The Belgian Gendarmerie / Rijkswacht was the National Police force in Belgium from the Independence (1830) until the year 2000 when it was disbanded, all Police forces being amalgamated into a Federal Police Force with two levels (January 1st, 2001). In fact, as it is now, a Federal and several Local Polices with the same uniforms, ranks, etc. Officers can be switched from local to federal and the contrary if they want it, according the positions becoming free.
A good history in English about the Belgian Gendarmerie is to be found on Wikipedia.

Claude Marchal, 26 June 2012

Flag of the ex-servicemen of the Gendarmerie / Rijkswacht

[Gendarmerie flag]

Flag of the Ex-servicemen of the Gendarmerie / Rijkswacht - Image by Claude Marchal, 26 June 2012

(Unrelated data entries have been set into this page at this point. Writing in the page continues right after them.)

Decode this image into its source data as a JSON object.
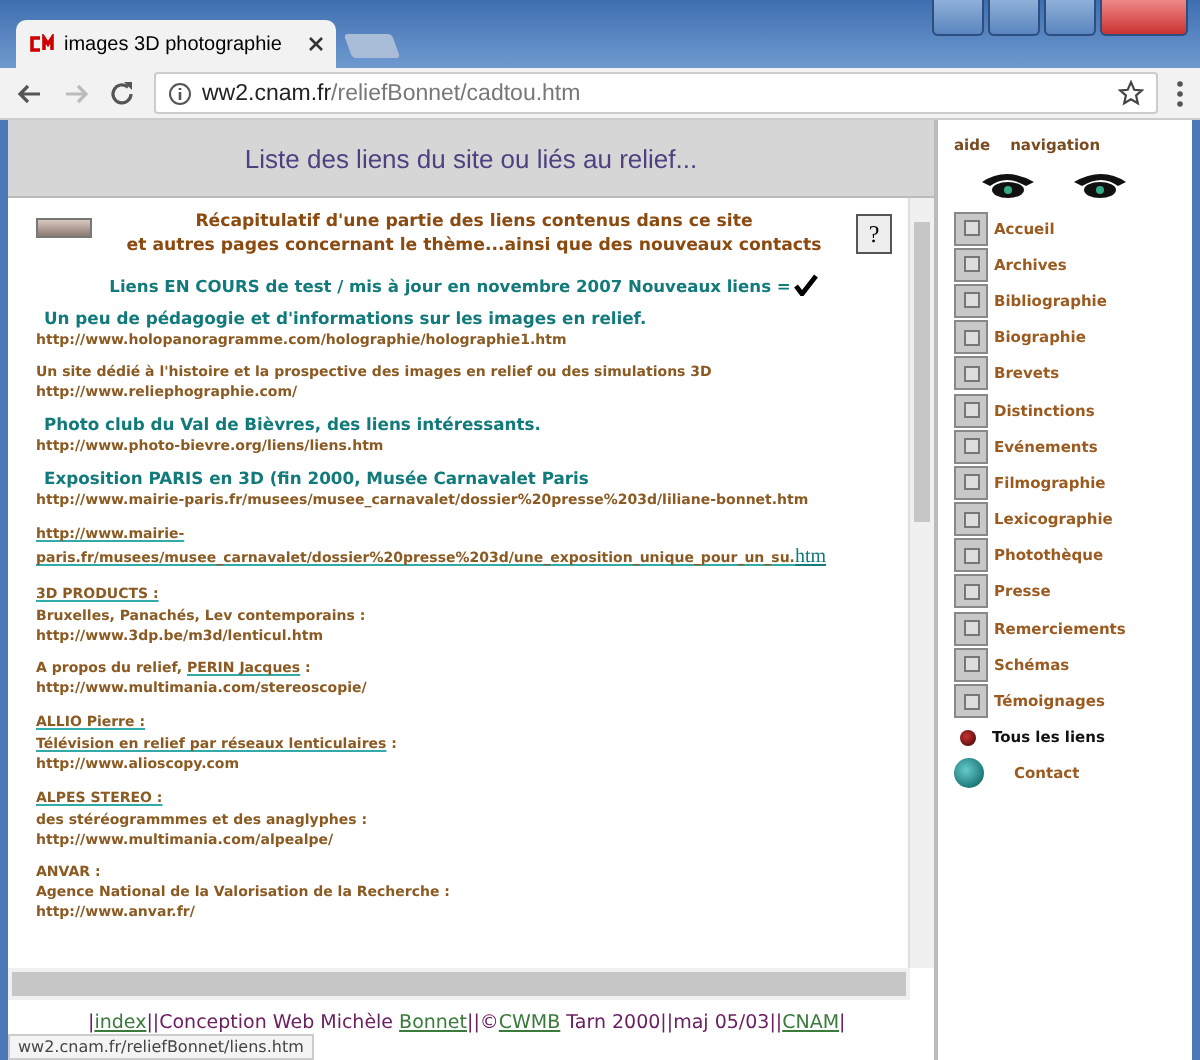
{
  "browser": {
    "tab_title": "images 3D photographie",
    "url_host": "ww2.cnam.fr",
    "url_path": "/reliefBonnet/cadtou.htm"
  },
  "page": {
    "header": "Liste des liens du site ou liés au relief...",
    "intro": [
      "Récapitulatif d'une partie des liens contenus dans ce site",
      "et autres pages concernant le thème...ainsi que des nouveaux contacts"
    ],
    "help_label": "?",
    "update_note": "Liens EN COURS de test / mis à jour en novembre 2007 Nouveaux liens  =",
    "blocks": [
      {
        "lines": [
          {
            "kind": "title",
            "text": "Un peu de pédagogie et d'informations sur les images en relief."
          },
          {
            "kind": "url",
            "text": "http://www.holopanoragramme.com/holographie/holographie1.htm"
          }
        ]
      },
      {
        "lines": [
          {
            "kind": "desc",
            "text": "Un site dédié à l'histoire et la prospective des images en relief ou des simulations 3D"
          },
          {
            "kind": "url",
            "text": "http://www.reliephographie.com/"
          }
        ]
      },
      {
        "lines": [
          {
            "kind": "title",
            "text": "Photo club du Val de Bièvres, des liens intéressants."
          },
          {
            "kind": "url",
            "text": "http://www.photo-bievre.org/liens/liens.htm"
          }
        ]
      },
      {
        "lines": [
          {
            "kind": "title",
            "text": "Exposition PARIS en 3D (fin 2000, Musée Carnavalet Paris"
          },
          {
            "kind": "url",
            "text": "http://www.mairie-paris.fr/musees/musee_carnavalet/dossier%20presse%203d/liliane-bonnet.htm"
          }
        ]
      },
      {
        "lines": [
          {
            "kind": "link",
            "text": "http://www.mairie-"
          },
          {
            "kind": "link",
            "text": "paris.fr/musees/musee_carnavalet/dossier%20presse%203d/une_exposition_unique_pour_un_su.",
            "tail": "htm"
          }
        ]
      },
      {
        "lines": [
          {
            "kind": "link",
            "text": "3D PRODUCTS :"
          },
          {
            "kind": "desc",
            "text": "Bruxelles, Panachés, Lev contemporains :"
          },
          {
            "kind": "url",
            "text": "http://www.3dp.be/m3d/lenticul.htm"
          }
        ]
      },
      {
        "lines": [
          {
            "kind": "mixed",
            "parts": [
              {
                "text": "A propos du relief, ",
                "link": false
              },
              {
                "text": "PERIN Jacques",
                "link": true
              },
              {
                "text": " :",
                "link": false
              }
            ]
          },
          {
            "kind": "url",
            "text": "http://www.multimania.com/stereoscopie/"
          }
        ]
      },
      {
        "lines": [
          {
            "kind": "link",
            "text": "ALLIO Pierre :"
          },
          {
            "kind": "mixed",
            "parts": [
              {
                "text": "Télévision en relief par réseaux lenticulaires",
                "link": true
              },
              {
                "text": " :",
                "link": false
              }
            ]
          },
          {
            "kind": "url",
            "text": "http://www.alioscopy.com"
          }
        ]
      },
      {
        "lines": [
          {
            "kind": "link",
            "text": "ALPES STEREO :"
          },
          {
            "kind": "desc",
            "text": "des stéréogrammmes et des anaglyphes :"
          },
          {
            "kind": "url",
            "text": "http://www.multimania.com/alpealpe/"
          }
        ]
      },
      {
        "lines": [
          {
            "kind": "desc",
            "text": "ANVAR :"
          },
          {
            "kind": "desc",
            "text": "Agence National de la Valorisation de la Recherche :"
          },
          {
            "kind": "url",
            "text": "http://www.anvar.fr/"
          }
        ]
      }
    ],
    "footer": [
      {
        "text": "|",
        "link": false
      },
      {
        "text": "index",
        "link": true
      },
      {
        "text": "||Conception Web Michèle ",
        "link": false
      },
      {
        "text": "Bonnet",
        "link": true
      },
      {
        "text": "||©",
        "link": false
      },
      {
        "text": "CWMB",
        "link": true
      },
      {
        "text": " Tarn 2000||maj 05/03||",
        "link": false
      },
      {
        "text": "CNAM",
        "link": true
      },
      {
        "text": "|",
        "link": false
      }
    ]
  },
  "nav": {
    "top": [
      "aide",
      "navigation"
    ],
    "items": [
      {
        "label": "Accueil",
        "kind": "box",
        "selected": false
      },
      {
        "label": "Archives",
        "kind": "box",
        "selected": false
      },
      {
        "label": "Bibliographie",
        "kind": "box",
        "selected": false
      },
      {
        "label": "Biographie",
        "kind": "box",
        "selected": false
      },
      {
        "label": "Brevets",
        "kind": "box",
        "selected": false
      },
      {
        "label": "Distinctions",
        "kind": "box",
        "selected": false
      },
      {
        "label": "Evénements",
        "kind": "box",
        "selected": false
      },
      {
        "label": "Filmographie",
        "kind": "box",
        "selected": false
      },
      {
        "label": "Lexicographie",
        "kind": "box",
        "selected": false
      },
      {
        "label": "Photothèque",
        "kind": "box",
        "selected": false
      },
      {
        "label": "Presse",
        "kind": "box",
        "selected": false
      },
      {
        "label": "Remerciements",
        "kind": "box",
        "selected": false
      },
      {
        "label": "Schémas",
        "kind": "box",
        "selected": false
      },
      {
        "label": "Témoignages",
        "kind": "box",
        "selected": false
      },
      {
        "label": "Tous les liens",
        "kind": "bullet",
        "selected": true
      },
      {
        "label": "Contact",
        "kind": "globe",
        "selected": false
      }
    ]
  },
  "status_url": "ww2.cnam.fr/reliefBonnet/liens.htm"
}
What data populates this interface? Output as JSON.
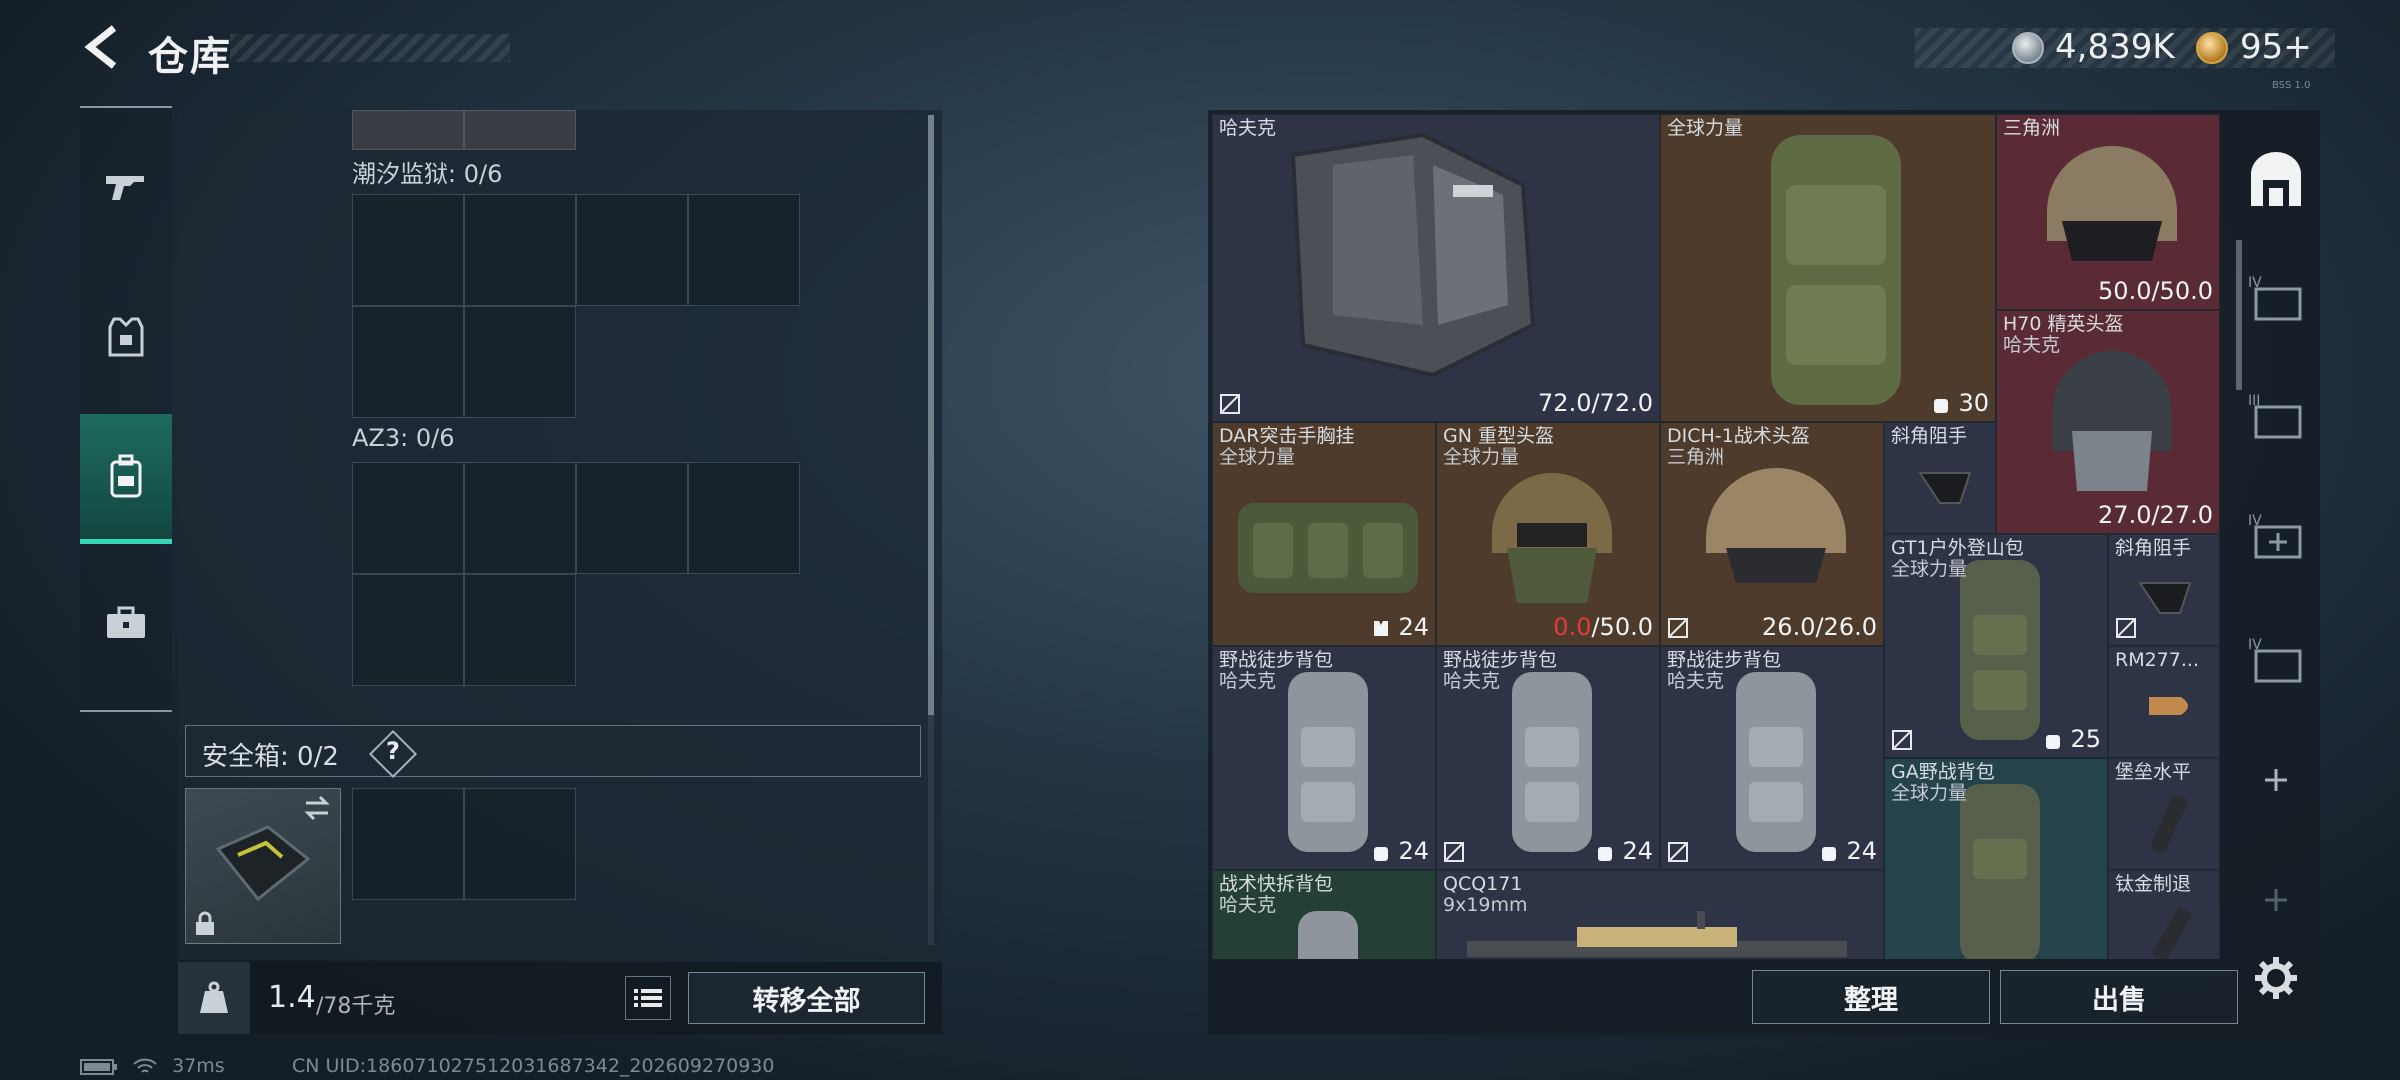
{
  "header": {
    "title": "仓库"
  },
  "currency": {
    "silver": "4,839K",
    "gold": "95+",
    "build": "BSS 1.0"
  },
  "left_panel": {
    "containers": [
      {
        "label": "潮汐监狱: 0/6"
      },
      {
        "label": "AZ3: 0/6"
      }
    ],
    "safebox_label": "安全箱: 0/2",
    "help": "?",
    "weight_current": "1.4",
    "weight_max": "/78千克",
    "transfer_all": "转移全部"
  },
  "inventory": {
    "items": [
      {
        "name": "哈夫克",
        "sub": "",
        "value": "72.0/72.0"
      },
      {
        "name": "全球力量",
        "sub": "",
        "value": "30"
      },
      {
        "name": "三角洲",
        "sub": "",
        "value": "50.0/50.0"
      },
      {
        "name": "H70 精英头盔",
        "sub": "哈夫克",
        "value": "27.0/27.0"
      },
      {
        "name": "DAR突击手胸挂",
        "sub": "全球力量",
        "value": "24"
      },
      {
        "name": "GN 重型头盔",
        "sub": "全球力量",
        "value_red": "0.0",
        "value": "/50.0"
      },
      {
        "name": "DICH-1战术头盔",
        "sub": "三角洲",
        "value": "26.0/26.0"
      },
      {
        "name": "斜角阻手",
        "sub": "",
        "value": ""
      },
      {
        "name": "GT1户外登山包",
        "sub": "全球力量",
        "value": "25"
      },
      {
        "name": "斜角阻手",
        "sub": "",
        "value": ""
      },
      {
        "name": "野战徒步背包",
        "sub": "哈夫克",
        "value": "24"
      },
      {
        "name": "野战徒步背包",
        "sub": "哈夫克",
        "value": "24"
      },
      {
        "name": "野战徒步背包",
        "sub": "哈夫克",
        "value": "24"
      },
      {
        "name": "RM277...",
        "sub": "",
        "value": ""
      },
      {
        "name": "GA野战背包",
        "sub": "全球力量",
        "value": ""
      },
      {
        "name": "堡垒水平",
        "sub": "",
        "value": ""
      },
      {
        "name": "战术快拆背包",
        "sub": "哈夫克",
        "value": ""
      },
      {
        "name": "QCQ171",
        "sub": "9x19mm",
        "value": ""
      },
      {
        "name": "钛金制退",
        "sub": "",
        "value": ""
      }
    ],
    "sort": "整理",
    "sell": "出售"
  },
  "status": {
    "ping": "37ms",
    "uid": "CN UID:18607102751203168734​2_202609270930"
  }
}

The former members of the Gendarmerie founded recently (in fact 4 months ago) an association called "Anciens Gendarmes BE Oud-Rijkswachters" (website). The French "Anciens Gendarmes" and the Dutch "Oud-Rijkswachters" stand for "former Gendarmes" in English. "BE" stands for Belgium, of course. They want, under others, to remember the traditions of the former Gendarmerie and will, between others, honor the fallen members; those fallen during the wars but also those killed in service.

Although the Gendarmerie was demilitarized in 1992, the corps kept a nearly military organization as in the past. This spirit now can be found back into the association. As tradition, a standard or flag was created and officially presented to the President of the association, last week end.
The three colors of the flag are, of course, the Belgian colors. "België" is Flemish and "Belgique" is French for "Belgium". The two dates are for the beginning and the end of a Gendarmerie force (or Maréchaussée, which is the same under another name) in Belgium. The red and blue shield as well as the grenade badge were the insignia of the Gendarmerie, grenades being a tradition for elite corps since Napoléon. "More majorum" says in Latin something like "as in the past" and shows the will not to forget the values and traditions of the corps.

Claude Marchal, 17 May 2014